- WORK INSTRUCTIONS -
What lines below include the word "size"? Copy each one.

====== TASK DATA

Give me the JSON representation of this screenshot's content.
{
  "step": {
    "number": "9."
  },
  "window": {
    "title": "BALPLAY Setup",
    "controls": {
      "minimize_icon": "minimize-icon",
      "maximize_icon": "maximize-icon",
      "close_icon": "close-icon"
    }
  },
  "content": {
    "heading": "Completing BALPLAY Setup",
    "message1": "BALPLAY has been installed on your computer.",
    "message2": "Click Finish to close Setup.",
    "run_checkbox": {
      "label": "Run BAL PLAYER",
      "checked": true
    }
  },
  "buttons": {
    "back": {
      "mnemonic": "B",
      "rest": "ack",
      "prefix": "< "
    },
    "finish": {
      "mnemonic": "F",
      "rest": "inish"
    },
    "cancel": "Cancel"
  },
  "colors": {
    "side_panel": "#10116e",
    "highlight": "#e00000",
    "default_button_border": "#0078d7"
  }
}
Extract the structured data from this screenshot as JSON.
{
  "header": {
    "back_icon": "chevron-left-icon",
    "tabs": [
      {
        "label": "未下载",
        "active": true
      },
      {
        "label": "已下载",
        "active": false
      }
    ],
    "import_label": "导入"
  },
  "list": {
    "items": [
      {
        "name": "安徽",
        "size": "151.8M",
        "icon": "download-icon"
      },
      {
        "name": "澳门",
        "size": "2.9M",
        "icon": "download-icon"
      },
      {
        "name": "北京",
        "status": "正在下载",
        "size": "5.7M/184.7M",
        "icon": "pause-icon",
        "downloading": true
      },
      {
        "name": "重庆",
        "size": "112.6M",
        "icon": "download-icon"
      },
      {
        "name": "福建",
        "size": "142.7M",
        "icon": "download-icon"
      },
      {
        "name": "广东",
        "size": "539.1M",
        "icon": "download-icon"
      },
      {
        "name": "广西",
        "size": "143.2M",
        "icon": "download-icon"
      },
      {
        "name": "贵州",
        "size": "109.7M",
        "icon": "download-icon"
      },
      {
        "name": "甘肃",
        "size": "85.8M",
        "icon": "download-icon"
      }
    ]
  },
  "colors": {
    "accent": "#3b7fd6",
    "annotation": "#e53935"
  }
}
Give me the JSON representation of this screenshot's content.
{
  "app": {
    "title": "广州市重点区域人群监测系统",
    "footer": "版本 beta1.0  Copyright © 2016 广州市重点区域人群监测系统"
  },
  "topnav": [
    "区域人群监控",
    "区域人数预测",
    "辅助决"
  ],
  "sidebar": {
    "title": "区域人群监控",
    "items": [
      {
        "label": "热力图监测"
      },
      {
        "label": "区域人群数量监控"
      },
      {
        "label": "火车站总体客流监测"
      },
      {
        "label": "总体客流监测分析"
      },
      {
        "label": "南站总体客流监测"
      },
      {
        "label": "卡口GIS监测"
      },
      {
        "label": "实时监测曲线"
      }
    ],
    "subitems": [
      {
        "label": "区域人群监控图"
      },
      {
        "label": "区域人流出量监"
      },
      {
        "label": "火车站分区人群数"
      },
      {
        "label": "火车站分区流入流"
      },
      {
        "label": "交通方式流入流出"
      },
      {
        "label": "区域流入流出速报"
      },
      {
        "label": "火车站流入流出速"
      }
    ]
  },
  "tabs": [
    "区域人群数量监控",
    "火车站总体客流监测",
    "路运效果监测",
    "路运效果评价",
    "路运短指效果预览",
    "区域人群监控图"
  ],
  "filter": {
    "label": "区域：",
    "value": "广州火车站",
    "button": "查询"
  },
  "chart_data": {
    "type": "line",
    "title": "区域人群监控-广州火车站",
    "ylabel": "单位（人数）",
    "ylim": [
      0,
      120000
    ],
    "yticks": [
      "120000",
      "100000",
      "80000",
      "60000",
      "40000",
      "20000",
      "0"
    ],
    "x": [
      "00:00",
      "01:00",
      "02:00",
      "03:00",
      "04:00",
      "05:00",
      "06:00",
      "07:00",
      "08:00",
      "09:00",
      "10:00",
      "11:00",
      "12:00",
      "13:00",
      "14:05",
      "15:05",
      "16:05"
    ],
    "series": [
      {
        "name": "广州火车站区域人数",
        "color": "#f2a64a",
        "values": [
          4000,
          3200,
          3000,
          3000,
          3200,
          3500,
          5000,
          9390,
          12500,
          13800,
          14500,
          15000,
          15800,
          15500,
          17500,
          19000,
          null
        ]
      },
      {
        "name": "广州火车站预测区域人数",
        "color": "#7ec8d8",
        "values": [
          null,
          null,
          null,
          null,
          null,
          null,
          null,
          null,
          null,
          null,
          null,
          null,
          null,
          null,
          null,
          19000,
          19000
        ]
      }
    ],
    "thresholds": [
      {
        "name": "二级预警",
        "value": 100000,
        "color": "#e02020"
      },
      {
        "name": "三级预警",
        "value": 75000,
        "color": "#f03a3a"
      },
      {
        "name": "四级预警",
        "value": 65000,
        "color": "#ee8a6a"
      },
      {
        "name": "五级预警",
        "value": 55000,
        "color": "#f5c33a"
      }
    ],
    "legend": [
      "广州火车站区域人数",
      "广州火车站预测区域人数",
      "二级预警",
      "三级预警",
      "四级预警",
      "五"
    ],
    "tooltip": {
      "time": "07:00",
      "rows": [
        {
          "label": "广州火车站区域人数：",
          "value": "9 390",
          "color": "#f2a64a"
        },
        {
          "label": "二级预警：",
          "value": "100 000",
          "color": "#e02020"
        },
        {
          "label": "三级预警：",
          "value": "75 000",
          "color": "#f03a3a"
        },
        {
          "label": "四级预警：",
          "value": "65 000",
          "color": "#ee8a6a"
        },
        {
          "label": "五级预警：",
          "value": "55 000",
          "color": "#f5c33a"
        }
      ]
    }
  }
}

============

- EXERCISE SOLUTION -
        "size": "151.8M",
        "size": "2.9M",
        "size": "5.7M/184.7M",
        "size": "112.6M",
        "size": "142.7M",
        "size": "539.1M",
        "size": "143.2M",
        "size": "109.7M",
        "size": "85.8M",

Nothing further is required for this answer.